The Securities and Exchange Commission has filed and settled securities charges against DHB Industries Inc. without the US defense contractor receiving any penalty. The maker of bulletproof vests for US law enforcement and military agencies, now called Point Blank Solutions, has consented to not committing the alleged violations in the future. SEC charges, however, are still pending against ex-DHB Industries board members Gary Nadelman, Cary Chasin, and Jerome Krantz.
The SEC claims that between 2003 and 2005, the three men let senior managers overstate data in financial reports. The federal agency also contends that as a result of the ex-board members’ “willful blindness,” ex-DHB Industries CEO David Brooks was able to take $10 million from the company and move the funds into another company under his control. Brooks, who is also accused of using another $4.7 million for personal expenses, and ex-DHB Industries COO Sandra Hatfield, were convicted of securities fraud and other charges in criminal court last year.

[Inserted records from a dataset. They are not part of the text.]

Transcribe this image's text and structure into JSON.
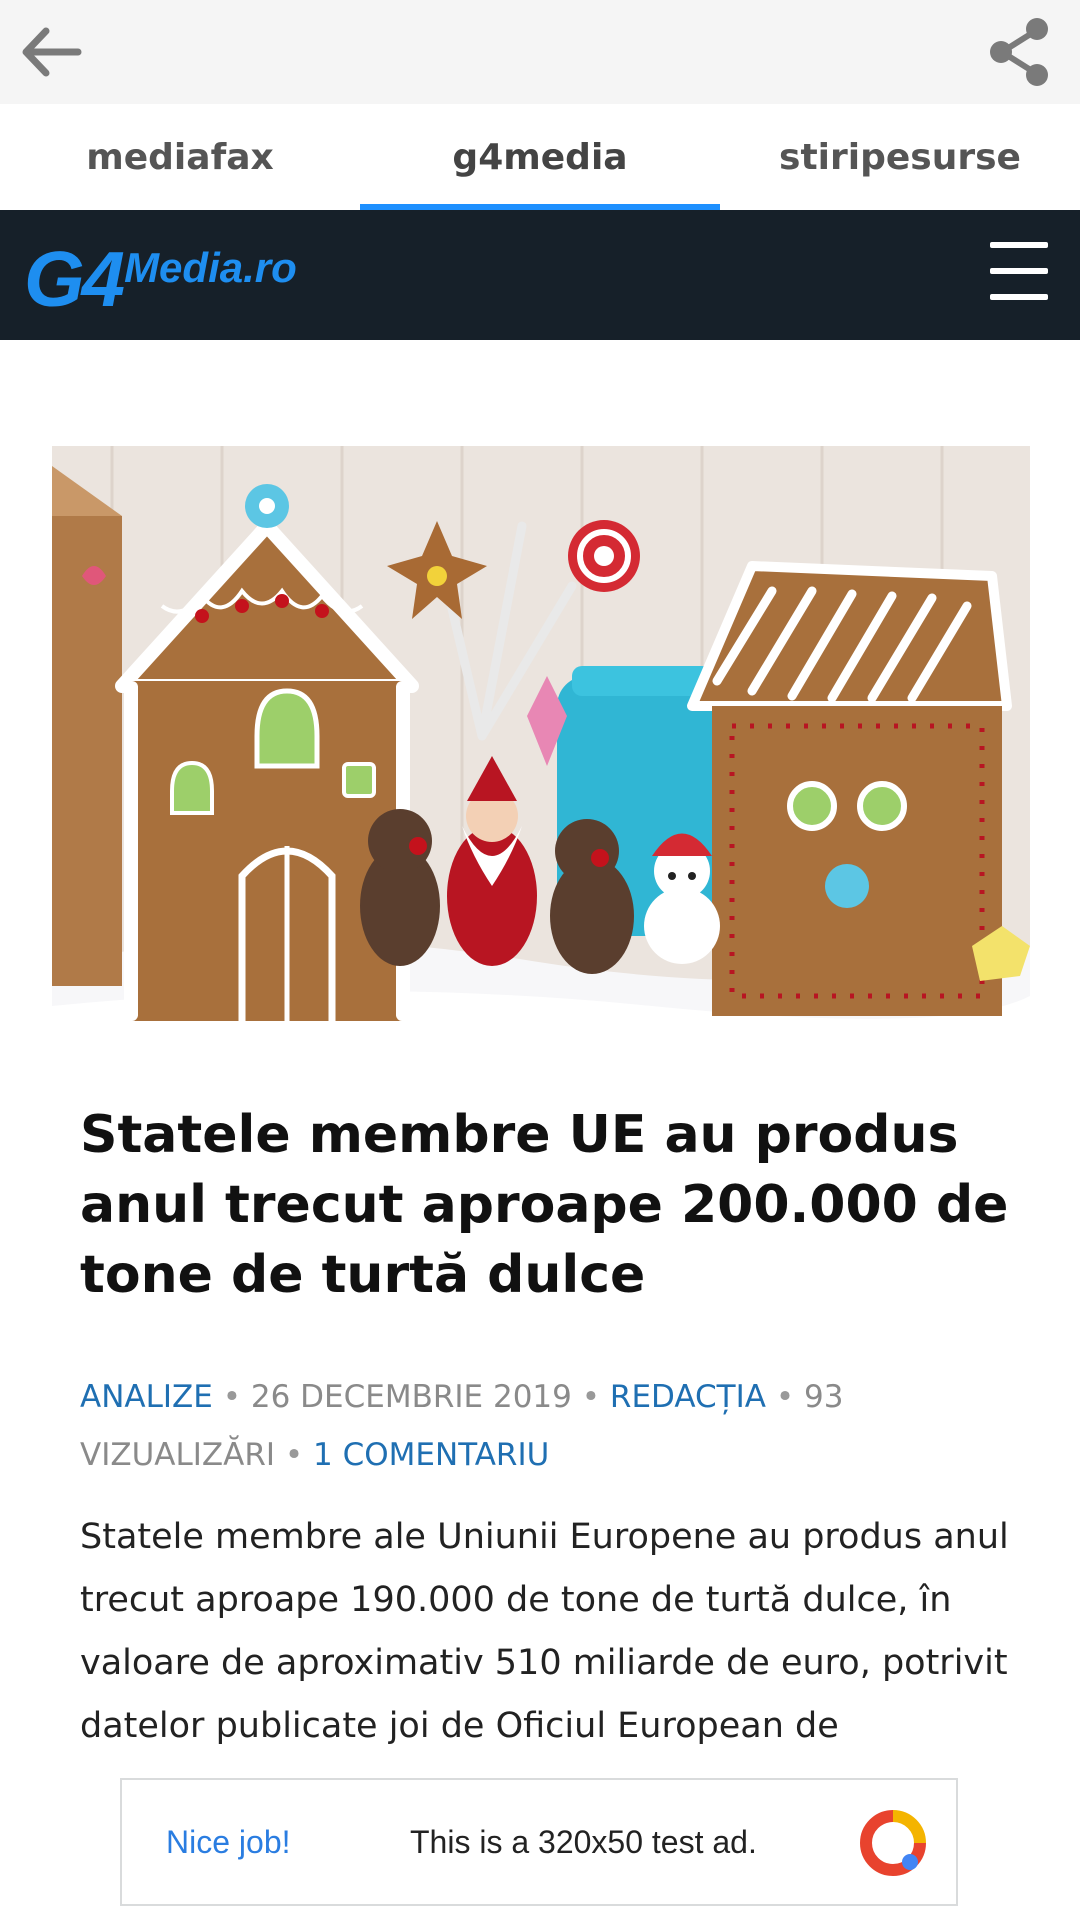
{
  "app_bar": {
    "back_icon": "arrow-left-icon",
    "share_icon": "share-icon"
  },
  "tabs": [
    {
      "label": "mediafax",
      "active": false
    },
    {
      "label": "g4media",
      "active": true
    },
    {
      "label": "stiripesurse",
      "active": false
    }
  ],
  "site_header": {
    "logo_main": "G4",
    "logo_suffix": "Media.ro",
    "menu_icon": "hamburger-menu-icon",
    "background": "#162029",
    "accent": "#1e8ef0"
  },
  "article": {
    "image_description_icon": "gingerbread-houses-image",
    "title": "Statele membre UE au produs anul trecut aproape 200.000 de tone de turtă dulce",
    "meta": {
      "category": "ANALIZE",
      "date": "26 DECEMBRIE 2019",
      "author": "REDACȚIA",
      "views": "93 VIZUALIZĂRI",
      "comments": "1 COMENTARIU",
      "separator": "•"
    },
    "body": "Statele membre ale Uniunii Europene au produs anul trecut aproape 190.000 de tone de turtă dulce, în valoare de aproximativ 510 miliarde de euro, potrivit datelor publicate joi de Oficiul European de"
  },
  "ad": {
    "label_left": "Nice job!",
    "label_main": "This is a 320x50 test ad.",
    "icon": "ad-choices-icon"
  }
}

The SEC wants restitution and civil fines from Krantz, Chasin, and Nadelman. According to the New York Times, it is surprising that the federal regulator has actually filed civil charges against the three men. Save for perhaps a tarnished reputation, corporate directors tend to remain unscathed in cases of securities fraud. For example, no financial firms’ outside directors were named as defendants in SEC cases related to the credit crisis.
While some are expressing hope that the SEC is charting a new course with this case, it is difficult to discern at this point whether this is a one-time deal or the start of a new trend. For a while, there were concerns that the independent director post, assigned specific duties under the Sarbanes-Oxley law in 2002, might be harder to fill because of fear of liability. However, the SEC has only filed cases against them in incidents of alleged severe recklessness. Also, in an attempt to bring in good directors, companies have been offering better pay.
Are board directors held to too low of a standard that allows them to get away with too much?
Related Web Resources:
SEC Charges Military Body Armor Supplier and Former Outside Directors With Accounting Fraud, SEC, February 28, 2011
SEC charges defense contractor, 3 ex-directors, Bloomberg, February 28, 2011
For Directors at DHB Securities, SEC Keeps the Bar Low, New York Times, March 3, 2011
More Blog Posts:
Former DHB Industries CEO and COO Found Guilty of Nearly $200M Securities Fraud Scam, Stockbroker Fraud Blog, September 16, 2010
$35.2 Million Shareholder Settlement Against DHB Industries Overturned by Circuit Court, Institutional Investor Securities Blog, October 21, 2010
Contact our securities fraud attorneys to discuss your institutional investment fraud case.